Let's look at an example: Argon Tech has the opportunity to do an OEM deal with Immense Business Networks, IBN. They consider IBN one of about 4 potential acquirers they see today, but don't yet have the revenue to justify the required exit price. So, as they are working on a deal, a 3DBD approach would suggest taking some steps including:

  1. make sure that the terms of the deal are not so good that IBN doesn't need to acquire Argon,

  2. this deal doesn't "repel" Argon's other chairs - potential acquirers, and

  3. that this is the right time and sequence for this deal with IBN.

So, having a naturally evolving strategy for who your potential acquirers are as well as an optimum path to reach them is critical to forming strategic alliances, even in the early years. An evolving strategy deliberately includes key company stakeholders in an ongoing discussion of the chairs in the room, and which seem most comfy in your chosen exit time frame.

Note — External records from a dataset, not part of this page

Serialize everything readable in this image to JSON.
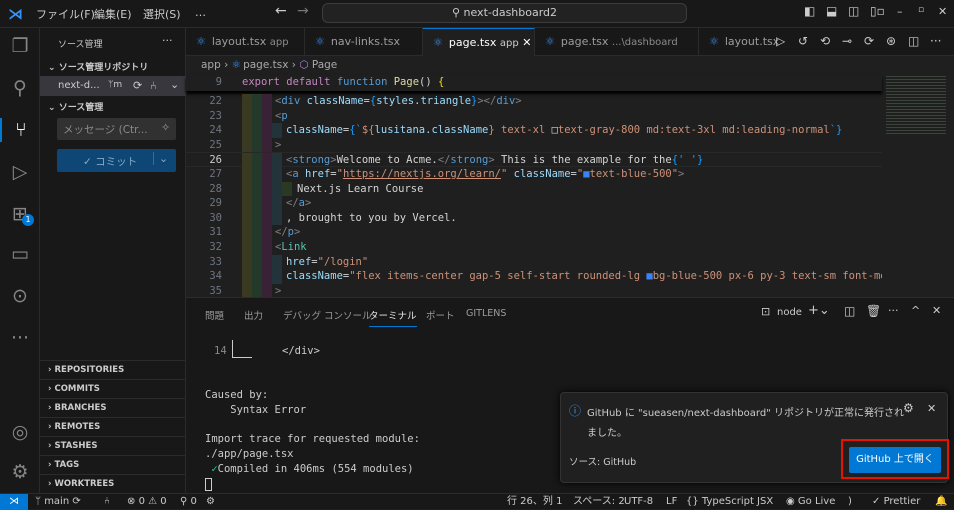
{
  "titlebar": {
    "menus": [
      "ファイル(F)",
      "編集(E)",
      "選択(S)",
      "…"
    ],
    "search": "next-dashboard2"
  },
  "activity": {
    "extensions_badge": "1"
  },
  "sidebar": {
    "title": "ソース管理",
    "repos_header": "ソース管理リポジトリ",
    "repo_name": "next-d...",
    "repo_branch_icon": "ᛘm",
    "sc_header": "ソース管理",
    "message_placeholder": "メッセージ (Ctr...",
    "commit_label": "✓ コミット",
    "sections": [
      "REPOSITORIES",
      "COMMITS",
      "BRANCHES",
      "REMOTES",
      "STASHES",
      "TAGS",
      "WORKTREES"
    ]
  },
  "tabs": [
    {
      "name": "layout.tsx",
      "desc": "app"
    },
    {
      "name": "nav-links.tsx",
      "desc": ""
    },
    {
      "name": "page.tsx",
      "desc": "app",
      "active": true
    },
    {
      "name": "page.tsx",
      "desc": "...\\dashboard"
    },
    {
      "name": "layout.tsx",
      "desc": ""
    }
  ],
  "breadcrumb": [
    "app",
    "page.tsx",
    "Page"
  ],
  "sticky": {
    "num": "9",
    "tokens": [
      [
        "export default ",
        "k"
      ],
      [
        "function ",
        "f"
      ],
      [
        "Page",
        "y"
      ],
      [
        "() ",
        "w"
      ],
      [
        "{",
        "b"
      ]
    ]
  },
  "code": [
    {
      "num": "22",
      "indent": 3,
      "tokens": [
        [
          "<",
          "g"
        ],
        [
          "div ",
          "t"
        ],
        [
          "className",
          "a"
        ],
        [
          "=",
          "w"
        ],
        [
          "{",
          "p"
        ],
        [
          "styles.triangle",
          "v"
        ],
        [
          "}",
          "p"
        ],
        [
          "></",
          "g"
        ],
        [
          "div",
          "t"
        ],
        [
          ">",
          "g"
        ]
      ]
    },
    {
      "num": "23",
      "indent": 3,
      "tokens": [
        [
          "<",
          "g"
        ],
        [
          "p",
          "t"
        ]
      ]
    },
    {
      "num": "24",
      "indent": 4,
      "tokens": [
        [
          "className",
          "a"
        ],
        [
          "=",
          "w"
        ],
        [
          "{`",
          "p"
        ],
        [
          "${",
          "s"
        ],
        [
          "lusitana.className",
          "v"
        ],
        [
          "}",
          "s"
        ],
        [
          " text-xl ",
          "s"
        ],
        [
          "□",
          "w"
        ],
        [
          "text-gray-800 md:text-3xl md:leading-normal",
          "s"
        ],
        [
          "`}",
          "p"
        ]
      ]
    },
    {
      "num": "25",
      "indent": 3,
      "tokens": [
        [
          ">",
          "g"
        ]
      ]
    },
    {
      "num": "26",
      "indent": 4,
      "tokens": [
        [
          "<",
          "g"
        ],
        [
          "strong",
          "t"
        ],
        [
          ">",
          "g"
        ],
        [
          "Welcome to Acme.",
          "w"
        ],
        [
          "</",
          "g"
        ],
        [
          "strong",
          "t"
        ],
        [
          ">",
          "g"
        ],
        [
          " This is the example for the",
          "w"
        ],
        [
          "{' '}",
          "p"
        ]
      ]
    },
    {
      "num": "27",
      "indent": 4,
      "tokens": [
        [
          "<",
          "g"
        ],
        [
          "a ",
          "t"
        ],
        [
          "href",
          "a"
        ],
        [
          "=",
          "w"
        ],
        [
          "\"",
          "s"
        ],
        [
          "https://nextjs.org/learn/",
          "u"
        ],
        [
          "\" ",
          "s"
        ],
        [
          "className",
          "a"
        ],
        [
          "=",
          "w"
        ],
        [
          "\"",
          "s"
        ],
        [
          "■",
          "blue"
        ],
        [
          "text-blue-500\"",
          "s"
        ],
        [
          ">",
          "g"
        ]
      ]
    },
    {
      "num": "28",
      "indent": 5,
      "tokens": [
        [
          "Next.js Learn Course",
          "w"
        ]
      ]
    },
    {
      "num": "29",
      "indent": 4,
      "tokens": [
        [
          "</",
          "g"
        ],
        [
          "a",
          "t"
        ],
        [
          ">",
          "g"
        ]
      ]
    },
    {
      "num": "30",
      "indent": 4,
      "tokens": [
        [
          ", brought to you by Vercel.",
          "w"
        ]
      ]
    },
    {
      "num": "31",
      "indent": 3,
      "tokens": [
        [
          "</",
          "g"
        ],
        [
          "p",
          "t"
        ],
        [
          ">",
          "g"
        ]
      ]
    },
    {
      "num": "32",
      "indent": 3,
      "tokens": [
        [
          "<",
          "g"
        ],
        [
          "Link",
          "c"
        ]
      ]
    },
    {
      "num": "33",
      "indent": 4,
      "tokens": [
        [
          "href",
          "a"
        ],
        [
          "=",
          "w"
        ],
        [
          "\"/login\"",
          "s"
        ]
      ]
    },
    {
      "num": "34",
      "indent": 4,
      "tokens": [
        [
          "className",
          "a"
        ],
        [
          "=",
          "w"
        ],
        [
          "\"flex items-center gap-5 self-start rounded-lg ",
          "s"
        ],
        [
          "■",
          "blue"
        ],
        [
          "bg-blue-500 px-6 py-3 text-sm font-me",
          "s"
        ]
      ]
    },
    {
      "num": "35",
      "indent": 3,
      "tokens": [
        [
          ">",
          "g"
        ]
      ]
    }
  ],
  "panel": {
    "tabs": [
      "問題",
      "出力",
      "デバッグ コンソール",
      "ターミナル",
      "ポート",
      "GITLENS"
    ],
    "active_tab": "ターミナル",
    "shell": "node",
    "terminal_lines": [
      {
        "num": "14",
        "text": "</div>"
      },
      "",
      "Caused by:",
      "    Syntax Error",
      "",
      "Import trace for requested module:",
      "./app/page.tsx",
      {
        "check": "✓",
        "text": "Compiled in 406ms (554 modules)"
      }
    ]
  },
  "notification": {
    "message_line1": "GitHub に \"sueasen/next-dashboard\" リポジトリが正常に発行され",
    "message_line2": "ました。",
    "source": "ソース: GitHub",
    "button": "GitHub 上で開く"
  },
  "status": {
    "branch": "main",
    "errors": "0",
    "warnings": "0",
    "ports": "0",
    "position": "行 26、列 1",
    "spaces": "スペース: 2",
    "encoding": "UTF-8",
    "eol": "LF",
    "language": "TypeScript JSX",
    "golive": "Go Live",
    "prettier": "Prettier"
  },
  "colors": {
    "accent": "#0078d4",
    "highlight": "#e51400",
    "status_remote": "#0078d4"
  }
}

So, next time you grab your kids or grand kids and that old LP and record player (OK, OK, CD and remote control) to play some Musical Chairs, think about what names you would put on the chairs today - or in 6 months.

Next time I will dig a little deeper into the alliance life cycle...


CMT Consulting, Inc. - Business Development Consulting Services

Monday, May 11, 2009

What is 3DBD?

Hello friends and colleagues,

For some time I have been thinking about putting my thoughts and insights into Business Development on paper - blogging seems like the most effective and interactive way to do this, so here goes. My first foray into the world of blogging after some 38 years in this crazy business we call "High Tech"!

3D BD - or Three dimension Business Development" is an approach to Corporate & Business Development that I have developed over the past 20 years of forming alliance strategy, developing alliances, negotiating agreements and considering exit options for venture-backed companies. In future blogs we will cover a variety of topics that I hope will be of interest to BD professionals, CEOs, VPs Marketing and CTOs at startup companies hoping for a structured way to approach the formation and execution of partnerships and alliances. While my experience is largely in the High Technology and Music industries, I think this approach maps to other industries.

See ya next week.